If the Internet was as safe and as private as it is essential for everyday life—increasingly required for job applications, bank transfers, doctor’s appointments, and filing taxes—then we’d likely have fewer online scams, better privacy protections, smaller data breaches, and a lower overall risk of individual cybercrimes that can wreak havoc on a person’s life.
Importantly, if the Internet were to achieve such a promise, then everyone, no matter their gender, race, income level, education, or age, could feel as safe and as private online as they deserve.
But according to the latest research by Malwarebytes, this is far from the case. Not only do a large number of people feel neither safe or private on the Internet, but many groups, including women, teenagers, and those who are Black, Indigenous, or People of Color (BIPOC), feel less private and safe than their counterparts. Some of these populations said they suffered more frequent cyberattacks, more recent cyberattacks, and were more substantially stressed by the cyberattacks themselves.
In comparison, those who felt safer and sometimes more private online had higher incomes, higher levels of education, and higher familiarity with cybersecurity tools, such as antivirus products, VPNs, and password managers.
These are the latest findings in our “Demographics of Cybercrime” report, presented in partnership with Digitunity, a nationally recognized non-profit dedicated to eliminating the technology gap, and Cybercrime Support Network, whose non-profit mission is to serve individuals and small businesses impacted by cybercrime throughout the country.
In our report, we discovered that a collection of discrepancies—higher rates of social media hacking against younger generations, higher rates of identity theft against BIPOC consumers, lower rates of cybersecurity familiarity by women—coalesced into one, unfortunate truth: The Internet is not equal for everyone online, and because of it, not everyone trusts the Internet the same way.
A full 50 percent of all respondents said they do not feel private online, and 31 percent do not feel safe online. Women feel the least private (53 percent compared to 47 percent of men) and the least safe (35 percent compared to 27 percent of men), while teenagers do not feel particularly private and BIPOC respondents do not feel very safe.
These feelings could sometimes be traced to the data itself.
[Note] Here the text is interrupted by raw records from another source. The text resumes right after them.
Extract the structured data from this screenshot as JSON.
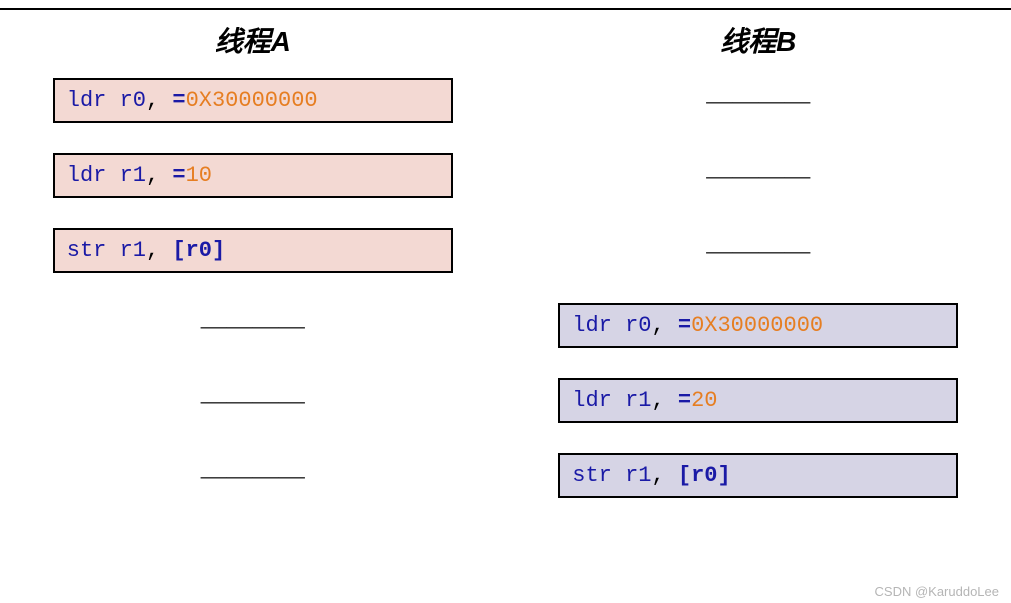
{
  "columns": {
    "a": {
      "title": "线程A"
    },
    "b": {
      "title": "线程B"
    }
  },
  "code": {
    "a": {
      "line1": {
        "mn": "ldr",
        "reg": "r0",
        "eq": "=",
        "val": "0X30000000"
      },
      "line2": {
        "mn": "ldr",
        "reg": "r1",
        "eq": "= ",
        "val": "10"
      },
      "line3": {
        "mn": "str",
        "reg": "r1",
        "arg": "[r0]"
      }
    },
    "b": {
      "line1": {
        "mn": "ldr",
        "reg": "r0",
        "eq": "=",
        "val": "0X30000000"
      },
      "line2": {
        "mn": "ldr",
        "reg": "r1",
        "eq": "= ",
        "val": "20"
      },
      "line3": {
        "mn": "str",
        "reg": "r1",
        "arg": "[r0]"
      }
    }
  },
  "dash": "————",
  "watermark": "CSDN @KaruddoLee"
}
Women were twice as likely as men to say their identity was stolen because of earlier, physical theft of their wallet or purse. Teenagers were, perhaps understandably, twice as likely as those aged 65 and up to have their social media accounts hacked. And BIPOC consumers were the least likely of all groups to avoid any financial damage due to a cybercrime attack. Making matters worse, when BIPOC consumers did lose money, they lost more money on average than White consumers ($1,709 compared to $1,578).
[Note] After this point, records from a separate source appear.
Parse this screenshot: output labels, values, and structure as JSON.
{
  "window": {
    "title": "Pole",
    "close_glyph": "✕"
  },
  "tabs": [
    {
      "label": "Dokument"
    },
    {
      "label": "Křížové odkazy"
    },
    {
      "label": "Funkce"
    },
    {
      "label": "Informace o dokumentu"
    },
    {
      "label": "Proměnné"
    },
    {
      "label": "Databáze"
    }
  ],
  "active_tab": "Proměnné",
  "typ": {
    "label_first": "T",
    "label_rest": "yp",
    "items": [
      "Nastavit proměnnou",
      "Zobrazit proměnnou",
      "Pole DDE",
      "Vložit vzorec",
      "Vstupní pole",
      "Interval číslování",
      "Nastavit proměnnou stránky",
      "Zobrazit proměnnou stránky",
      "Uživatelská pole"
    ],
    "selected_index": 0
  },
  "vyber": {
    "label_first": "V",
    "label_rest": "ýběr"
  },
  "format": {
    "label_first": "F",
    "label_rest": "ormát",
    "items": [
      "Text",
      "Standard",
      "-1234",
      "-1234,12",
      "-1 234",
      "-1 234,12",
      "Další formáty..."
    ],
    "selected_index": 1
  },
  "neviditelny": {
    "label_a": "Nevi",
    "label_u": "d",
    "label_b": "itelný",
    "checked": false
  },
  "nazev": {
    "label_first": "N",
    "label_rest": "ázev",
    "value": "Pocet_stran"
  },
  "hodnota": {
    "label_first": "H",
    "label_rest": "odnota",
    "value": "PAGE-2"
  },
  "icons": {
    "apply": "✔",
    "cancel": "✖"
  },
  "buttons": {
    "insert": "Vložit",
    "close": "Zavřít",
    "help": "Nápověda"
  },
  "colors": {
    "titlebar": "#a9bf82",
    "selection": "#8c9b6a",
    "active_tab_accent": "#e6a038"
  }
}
In trying to better understand why these communities felt differently about the Internet, we also looked to external data on real-life experiences. We know that women are more likely to be targets of non-consensual pornography (sometimes called “revenge porn”) and cyberstalking; that those in BIPOC communities—including Asian Americans, Black people, and Hispanics—suffer increased rates of online harassment; and that younger generations, surrounded by constant privacy scandals affecting the most popular social media platforms, likely never remember a day in which the Internet was ever “private.”
The good news is that we can collectively improve the Internet experiences of everyone.
In our research, we found a clear trend between cybersecurity familiarity and feelings of safety online. As familiarity increased, so, too, did feelings of safety. But for the single tool that can most likely help consumers handle online threats like malware and malicious websites—which is antivirus protection—respondents showed a concerning lack of comfort. A full 21 percent of respondents—a little more than one in five—were neither “familiar” or “very familiar” with antivirus tools, and just 67 percent of all respondents said they used antivirus products themselves. Those trends are even worse for women, teenagers, and BIPOC individuals.
Clearly, the cybersecurity community can help. We have the tools and the expertise. With the findings from our report, we also have the knowledge that not every community is comfortable enough with our products to use them. It is on us to increase awareness and to build and deliver products that are accessible to every population.
The Internet can be a better place. It’s up to us to help make that happen.